In those first few meetings, they hashed through every aspect of the venture; gauging each other's thoughts on schooling, health and politics. It comes across as a curiously business-like experience, until you realise that it can't really be approached in any other way. "It's quite odd", says Sam. "It's not like any other relationship that would begin and then develop. You're immediately starting out with the idea, `okay, we might make a baby of this'. You're trying to leap ahead across so many hurdles."

One of the bigger hurdles was choosing who should be the biological father. Originally it was going to be Sam but after some tests it transpired that Rob had the higher sperm count. "It was DIY" explains Rob. "Kate used one of those plastic syringes at home. It worked like a dream," he beams.

Sam, meanwhile, found that whole period gruelling. "At first I did feel differently that it was his sperm. I had real problems with it. I went through a really depressing time partly because my need to biologically reproduce was far stronger than I realised. My dad is dead and a lot of that was tied into it." Now, though, he seems quite happy that Rob is the biological father. "It's quite nice because I love Rob so much.

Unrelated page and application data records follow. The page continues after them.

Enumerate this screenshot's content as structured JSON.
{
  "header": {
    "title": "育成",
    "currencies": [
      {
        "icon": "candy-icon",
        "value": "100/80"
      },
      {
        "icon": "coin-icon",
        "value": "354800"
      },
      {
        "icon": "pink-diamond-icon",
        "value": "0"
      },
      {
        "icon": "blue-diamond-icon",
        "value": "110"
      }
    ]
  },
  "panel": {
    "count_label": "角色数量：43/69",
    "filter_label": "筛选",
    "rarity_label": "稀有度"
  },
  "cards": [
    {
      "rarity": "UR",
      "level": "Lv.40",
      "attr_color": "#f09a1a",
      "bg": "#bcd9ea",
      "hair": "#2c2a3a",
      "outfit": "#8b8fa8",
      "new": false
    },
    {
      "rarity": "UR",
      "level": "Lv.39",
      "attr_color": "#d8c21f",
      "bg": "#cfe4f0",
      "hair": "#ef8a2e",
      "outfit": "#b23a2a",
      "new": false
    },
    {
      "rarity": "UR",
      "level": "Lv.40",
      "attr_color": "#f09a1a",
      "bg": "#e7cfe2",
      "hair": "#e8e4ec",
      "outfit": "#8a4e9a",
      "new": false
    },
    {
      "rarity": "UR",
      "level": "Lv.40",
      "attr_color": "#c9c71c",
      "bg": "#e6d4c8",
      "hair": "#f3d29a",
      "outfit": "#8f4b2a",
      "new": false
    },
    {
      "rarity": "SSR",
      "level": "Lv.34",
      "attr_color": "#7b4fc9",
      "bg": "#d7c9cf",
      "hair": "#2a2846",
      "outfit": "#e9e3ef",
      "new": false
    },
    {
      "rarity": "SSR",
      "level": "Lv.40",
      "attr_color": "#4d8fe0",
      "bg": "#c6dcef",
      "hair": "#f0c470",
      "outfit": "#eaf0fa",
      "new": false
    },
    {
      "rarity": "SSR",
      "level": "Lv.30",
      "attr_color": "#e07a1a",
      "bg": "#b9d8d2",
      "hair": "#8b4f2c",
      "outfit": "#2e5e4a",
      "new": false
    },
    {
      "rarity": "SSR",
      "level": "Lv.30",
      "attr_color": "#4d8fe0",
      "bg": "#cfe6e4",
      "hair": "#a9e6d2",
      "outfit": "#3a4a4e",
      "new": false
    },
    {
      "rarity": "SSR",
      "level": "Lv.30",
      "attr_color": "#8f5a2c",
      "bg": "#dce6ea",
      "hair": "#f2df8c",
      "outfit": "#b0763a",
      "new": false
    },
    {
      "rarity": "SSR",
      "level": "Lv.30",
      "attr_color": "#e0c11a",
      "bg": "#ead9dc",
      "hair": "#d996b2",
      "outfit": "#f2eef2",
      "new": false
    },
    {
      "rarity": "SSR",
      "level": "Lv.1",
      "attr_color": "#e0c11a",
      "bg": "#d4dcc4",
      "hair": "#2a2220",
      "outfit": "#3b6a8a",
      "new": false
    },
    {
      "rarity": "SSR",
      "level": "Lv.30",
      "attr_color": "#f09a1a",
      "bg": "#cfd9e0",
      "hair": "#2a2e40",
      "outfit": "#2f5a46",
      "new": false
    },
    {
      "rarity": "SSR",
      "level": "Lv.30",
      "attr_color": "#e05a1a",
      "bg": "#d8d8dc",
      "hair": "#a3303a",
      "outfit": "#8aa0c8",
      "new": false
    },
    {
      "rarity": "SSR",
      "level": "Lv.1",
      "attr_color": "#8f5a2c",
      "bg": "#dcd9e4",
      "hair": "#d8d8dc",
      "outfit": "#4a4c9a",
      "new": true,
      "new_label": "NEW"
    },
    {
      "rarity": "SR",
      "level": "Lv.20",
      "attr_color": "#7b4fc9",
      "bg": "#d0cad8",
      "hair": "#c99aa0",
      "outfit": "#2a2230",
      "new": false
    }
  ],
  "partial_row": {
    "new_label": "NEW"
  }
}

Knowing that it's part of him makes me love the child even now - in a way that I wouldn't feel initially if I was an adoptive parent." When the time comes, says Sam, they will tell the child who the biological father is. But we'll also say that the reason he's here is down to all of us."

Still, Sam is aware that his role will be pretty unique, if not a little confusing at first. "I'm starting to appreciate how adoptive parents feel and estranged parents too."

Not that this should make any difference to the child's upbringing at all, according to psychologist Charlie Lewis, who has researched fatherhood over the last 18 years. "There's no evidence that there'll be any ambiguity about roles if the parents are gay. The point is that all parents reinvent patterns. That's what's creative about parenting, especially now that we're so detached from our extended families."

This could be even truer for gay couples, who can't rely on their own parents' support - moral or otherwise. As Sam says, "The parent has to get their head around having a gay child but then when it becomes gay- child-having-baby, it's more difficult to handle." Sam's mother, who lives in the United States, has been extremely supportive, while Rob is bracing himself to break the news to both his parents.

" It is scary because I sense disapproval", he laughs warily. "You always want to be approved of by your parents and once you show them something altemative you want them to react positively to it."

In terms of their own peer group, Sam says his straight friends are, surprisingly more tolerant about the whole venture than his gay friends. "So far we've had more resistance from our gay friends - some gay men wonder why we're buying into the established culture, the norm," Rob adds. "Most of our straight friends have kids and think it's a brilliant idea, especially in our situation, because we'll have time off every few days. They're quite envious - they think we've got the best of both worlds."